Vatican ambassador laments Syria's ongoing crisis, poverty
The Vatican's ambassador to Syria, Mario Zenari, said Saturday that no improvement has been made in the war-torn country where at least 90 per cent of the population are thought to live below the poverty line.
His comments came same the day artillery fire from government-controlled territory and suspected Russian airstrikes killed at least eight civilians, most of them children, in Idlib, Syria’s last rebel-held enclave.
Speaking to Vatican Radio, Zenari said that while bombs were no longer falling in some areas, the destruction of Syria was ongoing a decade since the war began.
"Efforts for the peace process are stuck," he said, decrying the lack of reconstruction and dire economic situation.
Zenari, who has been the Apostolic Nuncio to Syria since the end of 2008, said Syrians were living an “economic war” amid endemic corruption and mismanagement that is a hallmark of Bashar al-Assad’s regime, as well as the global coronavirus pandemic which made matters worse.
He also linked the crisis to the one next door in Lebanon, which he said had negative repercussions on the situation in Syria.
Like the day of meditation and prayer for Lebanon, Papal Ambassador Zenari did not rule out that a similar meeting would be held in the Vatican on Syria.
"The tragedies of the countries of the Middle East are very similar to each other, and the suffering of the peoples is common," he said.
Pope Francis hosted a day of prayer in the Vatican amid growing fears over Lebanon's political deadlock and financial collapse, during a day-long summit with the heads of churches in Lebanon.
Lebanon’s banking crisis has had an impact on Syria, and fuel, as well as other commodities subsidised by Lebanese depositors' money, continue to be smuggled into Syrian territory amid sanctions on Damascus.
Meanwhile, US officials and aid agencies fear that the millions of Syrians will be left without crucial humanitarian assistance if key Damascus-ally Russia vetoes a resolution to extend the operation of the sole border crossing into Idlib. The vote will be held July 10.

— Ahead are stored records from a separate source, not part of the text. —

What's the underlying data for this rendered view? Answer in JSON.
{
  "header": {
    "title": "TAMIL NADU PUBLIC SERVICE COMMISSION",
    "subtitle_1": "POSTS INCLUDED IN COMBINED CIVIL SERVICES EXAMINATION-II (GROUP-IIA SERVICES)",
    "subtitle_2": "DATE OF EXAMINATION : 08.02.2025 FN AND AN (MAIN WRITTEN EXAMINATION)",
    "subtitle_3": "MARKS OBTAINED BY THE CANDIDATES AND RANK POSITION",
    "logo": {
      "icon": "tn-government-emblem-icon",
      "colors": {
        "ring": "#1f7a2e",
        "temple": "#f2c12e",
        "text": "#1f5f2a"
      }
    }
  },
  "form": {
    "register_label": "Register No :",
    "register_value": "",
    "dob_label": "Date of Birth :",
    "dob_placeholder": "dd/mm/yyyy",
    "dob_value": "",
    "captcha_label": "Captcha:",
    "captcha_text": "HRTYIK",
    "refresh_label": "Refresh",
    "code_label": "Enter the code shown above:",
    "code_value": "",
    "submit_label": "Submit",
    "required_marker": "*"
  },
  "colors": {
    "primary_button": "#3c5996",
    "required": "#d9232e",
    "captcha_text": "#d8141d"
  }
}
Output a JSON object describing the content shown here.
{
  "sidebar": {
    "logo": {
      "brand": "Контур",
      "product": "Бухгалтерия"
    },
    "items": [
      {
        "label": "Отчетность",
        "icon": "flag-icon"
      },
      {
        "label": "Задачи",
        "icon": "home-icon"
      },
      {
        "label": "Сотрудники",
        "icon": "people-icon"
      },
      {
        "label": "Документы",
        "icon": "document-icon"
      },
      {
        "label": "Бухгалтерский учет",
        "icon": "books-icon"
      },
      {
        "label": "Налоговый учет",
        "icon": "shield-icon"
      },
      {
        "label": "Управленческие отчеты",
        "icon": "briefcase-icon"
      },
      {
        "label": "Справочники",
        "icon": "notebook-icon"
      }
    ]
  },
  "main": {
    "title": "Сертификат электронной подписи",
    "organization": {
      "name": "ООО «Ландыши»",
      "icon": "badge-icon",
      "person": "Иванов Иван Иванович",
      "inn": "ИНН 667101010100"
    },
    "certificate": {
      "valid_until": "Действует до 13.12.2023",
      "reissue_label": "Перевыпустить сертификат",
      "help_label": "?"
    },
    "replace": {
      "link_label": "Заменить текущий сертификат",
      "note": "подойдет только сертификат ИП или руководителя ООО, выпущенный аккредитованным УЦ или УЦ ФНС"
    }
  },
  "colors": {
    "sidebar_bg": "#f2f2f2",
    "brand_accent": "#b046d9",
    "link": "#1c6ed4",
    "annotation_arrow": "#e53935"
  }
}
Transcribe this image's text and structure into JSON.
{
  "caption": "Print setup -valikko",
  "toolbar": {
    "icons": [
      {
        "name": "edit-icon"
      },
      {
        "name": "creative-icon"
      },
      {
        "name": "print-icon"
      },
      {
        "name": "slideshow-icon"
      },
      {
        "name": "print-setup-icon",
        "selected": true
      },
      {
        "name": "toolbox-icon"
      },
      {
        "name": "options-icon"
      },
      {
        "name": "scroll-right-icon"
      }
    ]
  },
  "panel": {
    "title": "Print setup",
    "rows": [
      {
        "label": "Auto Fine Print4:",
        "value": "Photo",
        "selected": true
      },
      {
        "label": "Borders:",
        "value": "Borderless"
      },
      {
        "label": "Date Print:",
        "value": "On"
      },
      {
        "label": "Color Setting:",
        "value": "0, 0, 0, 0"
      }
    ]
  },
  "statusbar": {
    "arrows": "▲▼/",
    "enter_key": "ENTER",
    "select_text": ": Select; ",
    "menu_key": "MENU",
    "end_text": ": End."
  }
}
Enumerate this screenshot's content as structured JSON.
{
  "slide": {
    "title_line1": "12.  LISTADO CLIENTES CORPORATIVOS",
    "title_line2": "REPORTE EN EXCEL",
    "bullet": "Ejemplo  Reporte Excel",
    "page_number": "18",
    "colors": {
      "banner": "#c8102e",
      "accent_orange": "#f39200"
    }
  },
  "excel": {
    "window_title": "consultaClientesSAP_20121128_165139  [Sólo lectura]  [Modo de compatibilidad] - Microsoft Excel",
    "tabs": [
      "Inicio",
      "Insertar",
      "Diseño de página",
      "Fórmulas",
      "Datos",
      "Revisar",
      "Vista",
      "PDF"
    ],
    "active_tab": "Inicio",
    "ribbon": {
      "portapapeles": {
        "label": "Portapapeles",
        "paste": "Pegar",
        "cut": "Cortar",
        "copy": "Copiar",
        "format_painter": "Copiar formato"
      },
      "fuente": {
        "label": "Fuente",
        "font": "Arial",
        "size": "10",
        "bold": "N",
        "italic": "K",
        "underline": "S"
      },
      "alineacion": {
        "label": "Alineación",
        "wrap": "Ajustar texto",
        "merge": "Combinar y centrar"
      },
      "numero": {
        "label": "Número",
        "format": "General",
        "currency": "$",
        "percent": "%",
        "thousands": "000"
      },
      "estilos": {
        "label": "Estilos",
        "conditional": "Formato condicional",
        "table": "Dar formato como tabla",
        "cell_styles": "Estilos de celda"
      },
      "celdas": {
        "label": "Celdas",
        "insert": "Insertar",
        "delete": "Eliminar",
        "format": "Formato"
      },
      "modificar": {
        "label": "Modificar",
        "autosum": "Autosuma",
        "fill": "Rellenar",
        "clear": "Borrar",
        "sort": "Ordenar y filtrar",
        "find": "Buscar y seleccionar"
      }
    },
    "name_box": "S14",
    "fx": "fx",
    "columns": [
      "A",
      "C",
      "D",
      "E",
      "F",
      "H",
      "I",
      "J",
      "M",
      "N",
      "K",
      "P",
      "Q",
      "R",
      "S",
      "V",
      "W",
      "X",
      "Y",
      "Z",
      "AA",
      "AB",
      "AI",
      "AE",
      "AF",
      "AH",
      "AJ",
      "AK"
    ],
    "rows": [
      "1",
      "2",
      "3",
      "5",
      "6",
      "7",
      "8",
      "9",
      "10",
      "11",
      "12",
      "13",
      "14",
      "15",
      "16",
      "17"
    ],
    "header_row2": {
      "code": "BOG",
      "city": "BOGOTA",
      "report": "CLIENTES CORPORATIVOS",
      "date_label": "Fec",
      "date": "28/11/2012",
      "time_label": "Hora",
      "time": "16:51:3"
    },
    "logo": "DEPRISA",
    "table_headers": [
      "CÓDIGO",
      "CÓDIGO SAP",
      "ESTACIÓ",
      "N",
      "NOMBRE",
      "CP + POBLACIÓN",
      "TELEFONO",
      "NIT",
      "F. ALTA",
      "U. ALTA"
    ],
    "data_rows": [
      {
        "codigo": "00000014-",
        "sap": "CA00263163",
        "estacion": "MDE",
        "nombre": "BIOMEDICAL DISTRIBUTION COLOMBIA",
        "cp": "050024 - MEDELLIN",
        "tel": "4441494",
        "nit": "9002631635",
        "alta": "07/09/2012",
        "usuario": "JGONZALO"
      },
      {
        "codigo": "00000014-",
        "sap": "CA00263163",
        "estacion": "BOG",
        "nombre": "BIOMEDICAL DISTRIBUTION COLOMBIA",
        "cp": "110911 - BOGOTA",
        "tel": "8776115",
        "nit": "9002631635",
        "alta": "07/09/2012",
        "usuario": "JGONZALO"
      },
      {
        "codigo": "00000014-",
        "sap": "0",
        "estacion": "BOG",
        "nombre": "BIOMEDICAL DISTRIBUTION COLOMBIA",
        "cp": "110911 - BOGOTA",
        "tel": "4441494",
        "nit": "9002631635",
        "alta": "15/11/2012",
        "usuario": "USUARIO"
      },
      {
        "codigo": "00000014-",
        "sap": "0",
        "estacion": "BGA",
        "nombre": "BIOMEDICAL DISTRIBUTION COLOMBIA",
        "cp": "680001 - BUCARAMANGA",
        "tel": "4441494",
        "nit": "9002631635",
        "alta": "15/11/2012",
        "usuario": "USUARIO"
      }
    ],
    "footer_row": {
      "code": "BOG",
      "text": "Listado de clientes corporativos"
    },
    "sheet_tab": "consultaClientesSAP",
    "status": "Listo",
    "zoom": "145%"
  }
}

In recent weeks, there has been rising violence between regime forces and insurgents on the edge of the north-western province, despite a truce brokered last year.
Eight civilians, including six children, were killed on Saturday after regime forces shelled the village of Ibleen in Idlib, according to rescue workers and a war monitor.
Among the dead was Subhi al-Assi, an administrator in a local health centre, and Omar al-Omar, a volunteer for White Helmets rescue service.
The shelling was followed by airstrikes by suspected Russian warplanes that hit areas west of Idlib city, destroying a centre belonging to the White Helmets.